Material for this exercise START

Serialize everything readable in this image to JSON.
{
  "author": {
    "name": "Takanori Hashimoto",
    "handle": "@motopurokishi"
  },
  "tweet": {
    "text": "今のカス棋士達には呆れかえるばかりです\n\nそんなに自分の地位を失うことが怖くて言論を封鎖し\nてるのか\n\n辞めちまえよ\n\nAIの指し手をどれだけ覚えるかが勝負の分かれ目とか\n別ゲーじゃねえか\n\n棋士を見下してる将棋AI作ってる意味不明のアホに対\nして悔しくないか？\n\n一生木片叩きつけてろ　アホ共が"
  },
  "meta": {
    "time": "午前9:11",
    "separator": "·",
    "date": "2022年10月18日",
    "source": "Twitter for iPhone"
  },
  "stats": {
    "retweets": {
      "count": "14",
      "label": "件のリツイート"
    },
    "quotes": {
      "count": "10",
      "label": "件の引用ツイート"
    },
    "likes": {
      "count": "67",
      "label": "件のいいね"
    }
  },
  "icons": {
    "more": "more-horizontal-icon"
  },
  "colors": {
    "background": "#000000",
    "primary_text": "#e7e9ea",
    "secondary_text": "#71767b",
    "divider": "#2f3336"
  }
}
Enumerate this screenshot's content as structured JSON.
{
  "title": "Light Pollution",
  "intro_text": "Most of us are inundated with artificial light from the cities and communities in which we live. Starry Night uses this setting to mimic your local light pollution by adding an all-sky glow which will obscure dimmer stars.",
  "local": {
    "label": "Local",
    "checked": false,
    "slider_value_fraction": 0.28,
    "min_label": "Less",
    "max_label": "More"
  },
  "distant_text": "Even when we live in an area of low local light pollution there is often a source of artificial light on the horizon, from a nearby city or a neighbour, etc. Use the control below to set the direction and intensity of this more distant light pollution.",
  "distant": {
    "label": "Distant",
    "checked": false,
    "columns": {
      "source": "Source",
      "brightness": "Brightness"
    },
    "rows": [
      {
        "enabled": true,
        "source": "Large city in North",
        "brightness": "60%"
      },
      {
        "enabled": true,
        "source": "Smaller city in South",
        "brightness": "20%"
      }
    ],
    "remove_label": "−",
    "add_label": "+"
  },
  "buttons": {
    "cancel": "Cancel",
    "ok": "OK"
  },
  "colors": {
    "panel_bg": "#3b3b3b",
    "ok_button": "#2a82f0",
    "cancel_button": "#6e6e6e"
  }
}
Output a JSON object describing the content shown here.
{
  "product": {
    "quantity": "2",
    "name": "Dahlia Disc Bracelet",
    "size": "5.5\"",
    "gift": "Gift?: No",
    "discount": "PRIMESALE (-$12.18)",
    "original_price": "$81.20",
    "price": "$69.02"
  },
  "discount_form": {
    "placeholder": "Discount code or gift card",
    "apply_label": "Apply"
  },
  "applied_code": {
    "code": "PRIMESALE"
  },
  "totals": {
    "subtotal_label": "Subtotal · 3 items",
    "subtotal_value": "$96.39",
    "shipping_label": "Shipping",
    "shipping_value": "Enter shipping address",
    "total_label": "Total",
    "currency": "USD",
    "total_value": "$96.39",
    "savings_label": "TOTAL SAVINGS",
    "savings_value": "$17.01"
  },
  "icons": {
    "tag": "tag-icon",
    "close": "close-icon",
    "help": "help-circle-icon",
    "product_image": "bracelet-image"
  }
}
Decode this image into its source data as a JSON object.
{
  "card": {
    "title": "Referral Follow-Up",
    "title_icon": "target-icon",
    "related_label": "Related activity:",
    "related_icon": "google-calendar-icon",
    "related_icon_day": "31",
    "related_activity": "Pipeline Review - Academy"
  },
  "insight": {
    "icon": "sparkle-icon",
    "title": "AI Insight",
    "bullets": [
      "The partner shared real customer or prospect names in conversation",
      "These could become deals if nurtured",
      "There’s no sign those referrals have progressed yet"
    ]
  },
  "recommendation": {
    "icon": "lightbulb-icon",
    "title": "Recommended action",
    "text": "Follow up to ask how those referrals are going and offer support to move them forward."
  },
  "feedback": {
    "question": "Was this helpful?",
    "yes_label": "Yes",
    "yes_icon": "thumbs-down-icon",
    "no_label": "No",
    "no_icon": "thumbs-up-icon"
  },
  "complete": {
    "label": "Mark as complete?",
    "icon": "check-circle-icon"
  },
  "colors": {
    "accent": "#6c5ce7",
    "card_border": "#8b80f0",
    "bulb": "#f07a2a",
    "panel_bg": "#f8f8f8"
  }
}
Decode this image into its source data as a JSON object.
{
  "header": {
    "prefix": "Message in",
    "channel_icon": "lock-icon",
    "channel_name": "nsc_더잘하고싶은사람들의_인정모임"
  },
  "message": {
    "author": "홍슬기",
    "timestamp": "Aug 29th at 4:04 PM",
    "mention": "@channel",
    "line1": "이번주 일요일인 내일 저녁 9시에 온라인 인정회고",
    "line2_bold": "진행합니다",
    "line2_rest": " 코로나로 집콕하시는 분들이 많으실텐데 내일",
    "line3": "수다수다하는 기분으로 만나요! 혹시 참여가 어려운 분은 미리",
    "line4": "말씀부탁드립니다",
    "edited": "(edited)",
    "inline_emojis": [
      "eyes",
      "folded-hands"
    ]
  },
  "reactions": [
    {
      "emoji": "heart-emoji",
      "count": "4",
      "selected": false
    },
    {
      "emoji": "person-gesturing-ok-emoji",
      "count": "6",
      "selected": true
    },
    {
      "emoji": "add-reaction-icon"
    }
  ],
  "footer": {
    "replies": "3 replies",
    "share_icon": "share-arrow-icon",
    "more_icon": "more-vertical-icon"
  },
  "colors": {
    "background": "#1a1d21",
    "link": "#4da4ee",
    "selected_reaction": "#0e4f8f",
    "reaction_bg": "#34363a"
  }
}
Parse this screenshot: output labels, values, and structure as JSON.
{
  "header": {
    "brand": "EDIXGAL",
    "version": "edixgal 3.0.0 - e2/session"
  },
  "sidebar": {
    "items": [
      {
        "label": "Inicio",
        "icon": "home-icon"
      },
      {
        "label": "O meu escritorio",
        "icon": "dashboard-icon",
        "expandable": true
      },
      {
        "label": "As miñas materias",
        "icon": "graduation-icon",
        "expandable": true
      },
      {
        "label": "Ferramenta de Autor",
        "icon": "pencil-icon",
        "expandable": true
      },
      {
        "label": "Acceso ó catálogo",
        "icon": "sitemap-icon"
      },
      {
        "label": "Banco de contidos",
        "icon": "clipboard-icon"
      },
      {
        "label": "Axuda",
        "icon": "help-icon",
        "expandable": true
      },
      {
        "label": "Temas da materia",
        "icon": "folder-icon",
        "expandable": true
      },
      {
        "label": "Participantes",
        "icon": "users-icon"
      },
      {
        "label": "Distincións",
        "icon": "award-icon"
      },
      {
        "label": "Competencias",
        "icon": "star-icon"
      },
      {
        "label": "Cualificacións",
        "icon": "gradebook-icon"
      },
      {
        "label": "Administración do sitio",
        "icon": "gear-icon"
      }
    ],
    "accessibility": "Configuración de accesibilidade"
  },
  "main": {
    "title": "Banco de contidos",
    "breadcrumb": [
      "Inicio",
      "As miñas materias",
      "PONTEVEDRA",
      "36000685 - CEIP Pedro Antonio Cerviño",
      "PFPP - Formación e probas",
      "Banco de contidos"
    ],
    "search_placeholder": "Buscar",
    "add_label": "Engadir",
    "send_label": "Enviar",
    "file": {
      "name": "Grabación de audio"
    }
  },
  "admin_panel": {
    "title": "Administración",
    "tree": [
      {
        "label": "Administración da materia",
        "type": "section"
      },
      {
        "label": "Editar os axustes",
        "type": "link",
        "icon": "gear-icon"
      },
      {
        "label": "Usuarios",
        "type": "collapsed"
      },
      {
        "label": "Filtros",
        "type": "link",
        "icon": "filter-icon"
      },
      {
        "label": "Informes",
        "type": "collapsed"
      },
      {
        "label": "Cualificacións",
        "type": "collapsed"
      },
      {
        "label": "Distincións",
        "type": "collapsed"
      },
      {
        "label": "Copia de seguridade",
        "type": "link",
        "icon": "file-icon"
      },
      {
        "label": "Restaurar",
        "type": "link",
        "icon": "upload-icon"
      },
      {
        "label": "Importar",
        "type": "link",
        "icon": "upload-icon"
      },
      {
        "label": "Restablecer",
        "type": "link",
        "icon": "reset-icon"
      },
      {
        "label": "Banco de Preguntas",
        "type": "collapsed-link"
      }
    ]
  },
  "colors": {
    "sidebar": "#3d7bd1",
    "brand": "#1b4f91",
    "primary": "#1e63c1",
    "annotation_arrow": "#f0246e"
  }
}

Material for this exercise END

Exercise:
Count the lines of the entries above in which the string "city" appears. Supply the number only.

Answer space:
3